In our last post, we posited that the new year brings an opportunity for a fresh start in structuring fundamental aspects of an outsourcing transaction. We pointed to the following mechanisms used to restrict a customer from an early exit from an IT outsourcing deal as being outdated, having originally been designed to protect a supplier’s significant capital investment in outsourcing deal, which has all but disappeared in today’s typical deals:

  • Whole or partial exclusivity;
  • Termination for convenience and/or wind-down fees;
  • Limitations on the customer’s withdrawal of services (calculated in a variety of different ways);
  • Variable resource category “banding”, whereby fluctuations in chargeable volume metrics force renegotiation of pricing; and
  • Mandatory asset buyout mechanisms.

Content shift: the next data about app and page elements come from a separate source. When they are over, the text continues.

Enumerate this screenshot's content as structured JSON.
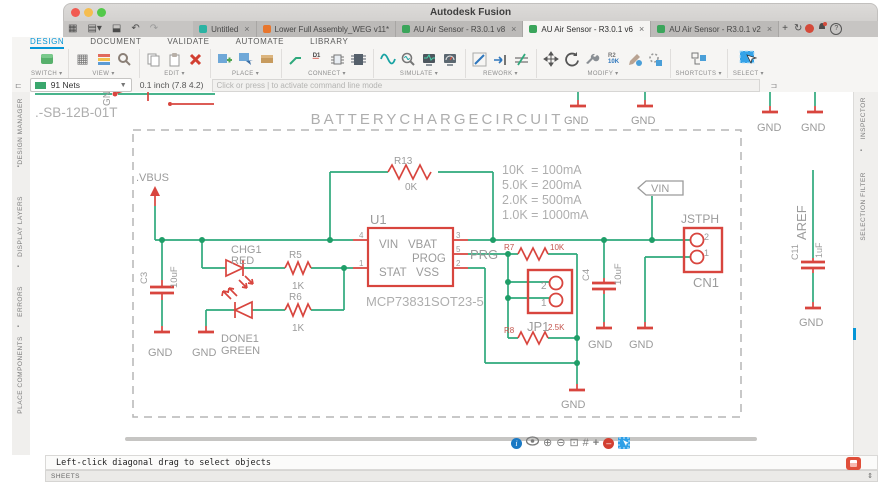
{
  "window": {
    "title": "Autodesk Fusion"
  },
  "tabbar": {
    "tabs": [
      {
        "label": "Untitled",
        "color": "#2bb3a3"
      },
      {
        "label": "Lower Full Assembly_WEG v11*",
        "color": "#e8762d"
      },
      {
        "label": "AU Air Sensor - R3.0.1 v8",
        "color": "#3ba55b"
      },
      {
        "label": "AU Air Sensor - R3.0.1 v6",
        "color": "#3ba55b"
      },
      {
        "label": "AU Air Sensor - R3.0.1 v2",
        "color": "#3ba55b"
      }
    ],
    "close": "×",
    "new_tab": "+"
  },
  "menubar": {
    "items": [
      "DESIGN",
      "DOCUMENT",
      "VALIDATE",
      "AUTOMATE",
      "LIBRARY"
    ],
    "active": "DESIGN",
    "accent": "#0696d7"
  },
  "toolbar": {
    "groups": [
      "SWITCH ▾",
      "VIEW ▾",
      "EDIT ▾",
      "PLACE ▾",
      "CONNECT ▾",
      "SIMULATE ▾",
      "REWORK ▾",
      "MODIFY ▾",
      "SHORTCUTS ▾",
      "SELECT ▾"
    ],
    "d1": "D1",
    "r2": "R2",
    "r2v": "10K"
  },
  "controls": {
    "nets": "91 Nets",
    "grid": "0.1 inch (7.8 4.2)",
    "command_placeholder": "Click or press | to activate command line mode"
  },
  "panels": {
    "left": [
      "DESIGN MANAGER",
      "DISPLAY LAYERS",
      "ERRORS",
      "PLACE COMPONENTS"
    ],
    "right": [
      "INSPECTOR",
      "SELECTION FILTER"
    ]
  },
  "sch": {
    "part_sw": ".-SB-12B-01T",
    "gnd": "GND",
    "title": "BATTERYCHARGECIRCUIT",
    "vbus": ".VBUS",
    "r13": "R13",
    "r13v": "0K",
    "u1": "U1",
    "u1v": "MCP73831SOT23-5",
    "vin": "VIN",
    "vbat": "VBAT",
    "prog": "PROG",
    "stat": "STAT",
    "vss": "VSS",
    "p4": "4",
    "p1": "1",
    "p3": "3",
    "p5": "5",
    "p2": "2",
    "prg": "PRG",
    "chg1": "CHG1",
    "chg1v": "RED",
    "done1": "DONE1",
    "done1v": "GREEN",
    "r5": "R5",
    "r5v": "1K",
    "r6": "R6",
    "r6v": "1K",
    "c3": "C3",
    "c3v": "10uF",
    "r7": "R7",
    "r7v": "10K",
    "r8": "R8",
    "r8v": "2.5K",
    "jp1": "JP1",
    "c4": "C4",
    "c4v": "10uF",
    "jstph": "JSTPH",
    "cn1": "CN1",
    "vinflag": "VIN",
    "aref": "AREF",
    "c11": "C11",
    "c11v": "1uF",
    "notes": [
      "10K  = 100mA",
      "5.0K = 200mA",
      "2.0K = 500mA",
      "1.0K = 1000mA"
    ]
  },
  "bottom_bar": {
    "icons": [
      "info",
      "eye",
      "zoom-in",
      "zoom-out",
      "zoom-fit",
      "grid",
      "crosshair",
      "remove",
      "select-window"
    ]
  },
  "status": {
    "hint": "Left-click diagonal drag to select objects",
    "sheets": "SHEETS"
  },
  "colors": {
    "wire": "#2fa97c",
    "component": "#d8453e",
    "accent": "#0696d7",
    "label_gray": "#9b9b9b"
  }
}
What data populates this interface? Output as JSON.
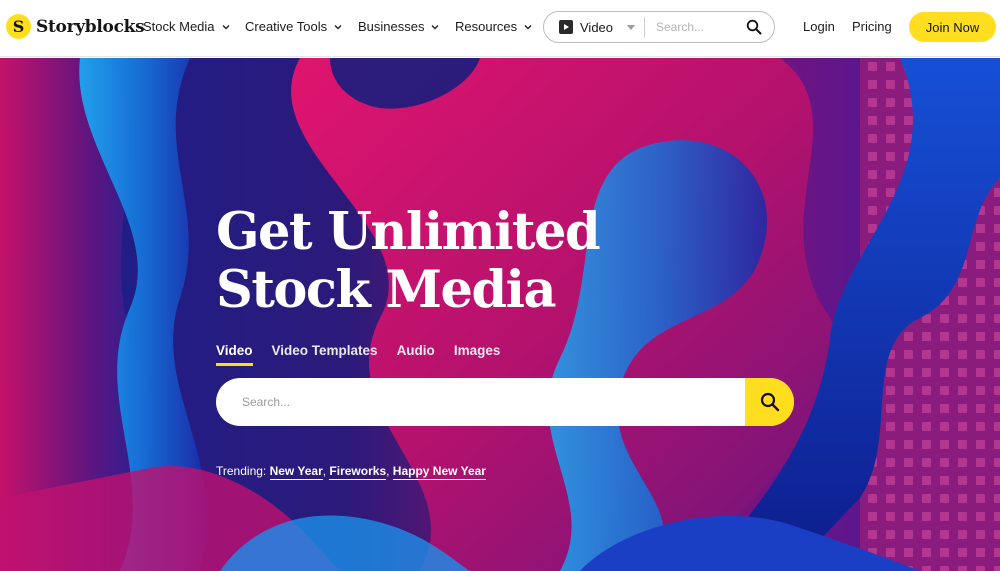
{
  "brand": {
    "logo_glyph": "S",
    "name": "Storyblocks",
    "accent_color": "#ffde1f"
  },
  "nav": {
    "menu": [
      {
        "label": "Stock Media",
        "icon": "chevron-down-icon"
      },
      {
        "label": "Creative Tools",
        "icon": "chevron-down-icon"
      },
      {
        "label": "Businesses",
        "icon": "chevron-down-icon"
      },
      {
        "label": "Resources",
        "icon": "chevron-down-icon"
      }
    ],
    "search": {
      "type_icon": "play-icon",
      "type_selected": "Video",
      "placeholder": "Search...",
      "icon": "search-icon"
    },
    "login_label": "Login",
    "pricing_label": "Pricing",
    "join_label": "Join Now"
  },
  "hero": {
    "headline_line1": "Get Unlimited",
    "headline_line2": "Stock Media",
    "tabs": [
      {
        "label": "Video",
        "active": true
      },
      {
        "label": "Video Templates",
        "active": false
      },
      {
        "label": "Audio",
        "active": false
      },
      {
        "label": "Images",
        "active": false
      }
    ],
    "search": {
      "placeholder": "Search...",
      "icon": "search-icon"
    },
    "trending": {
      "label": "Trending:",
      "items": [
        "New Year",
        "Fireworks",
        "Happy New Year"
      ]
    }
  }
}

As we indicated in our last post, the suppliers’ case for continued use of these mechanisms is not compelling, but we acknowledged that suppliers do have a legitimate case for having an expectation of revenue in order to justify the level of discounted pricing offered to the customer up front. To better illustrate why these mechanisms are ill-suited to addressing the revenue expectation, consider, for example, a termination for convenience fee. This is typically structured based on the timing of the termination (with a higher fee at the beginning of the term, moving to a lower fee as one approaches the end of the term). This assumes revenue will be fairly evenly distributed over the term, but is this a reasonable assumption? What if the customer provides more revenue earlier than anticipated, or less revenue overall? Termination fee provisions rarely provide for any adjustment for revenue actually received by the supplier.

Another example is resource category “banding”, which sets boundaries around chargeable resource volumes and forces a price renegotiation if the boundaries are exceeded (up or down) on a sustained basis. What if the customer is actually compensating for lower volumes of one service by purchasing higher volumes of another service, such that aggregate anticipated revenue is maintained? These mechanisms would still trigger a price renegotiation, eliminating price predictability, even where revenue is the same or even higher than anticipated.

The remaining mechanisms are similarly ill-suited because they do not focus directly on revenue (e.g., exclusivity is simply focused on locking the customer in the transaction, without regard to revenue; any limitation on withdrawal of services is just that, only being indirectly related to revenue). A better solution would be one that is tailored to addressing this expectation specifically. For example, a revenue target can be established, and revenue can be measured and tracked easily relative to that target. Suppliers can and should take some risk of “business downturn” for the customer, however the customer should bear the risk of its own decisions to in-source or re-source the services to other suppliers, as this is squarely within their control. The customer can be afforded a reasonable degree of flexibility to remove some volume of services (measured in terms of its revenue), bearing the consequence of the aggregate of such decisions over the term of the deal. In addition, the customer need not be unreasonably penalized for falling short of the revenue expectation (e.g., the infamous “take or pay” remedy where the customer must pay 100% of a revenue shortfall). Instead, where the customer falls short of a revenue expectation, it could be expected to pay the supplier a reasonable amount commensurate with aggregate revenue received, akin to a pricing adjustment reflecting a lower discount for lower revenues. Any termination by the customer for cause should operate to reduce revenue thresholds, on the theory that the customer should not be expected to meet the same threshold where the supplier is not performing what it has promised.

By focusing more on revenue expectation, and less on outdated mechanisms, a fair deal reasonably aligned with both the supplier’s and the customer’s objectives can be established. This would surely be a welcomed start to the new year for outsourcing customers.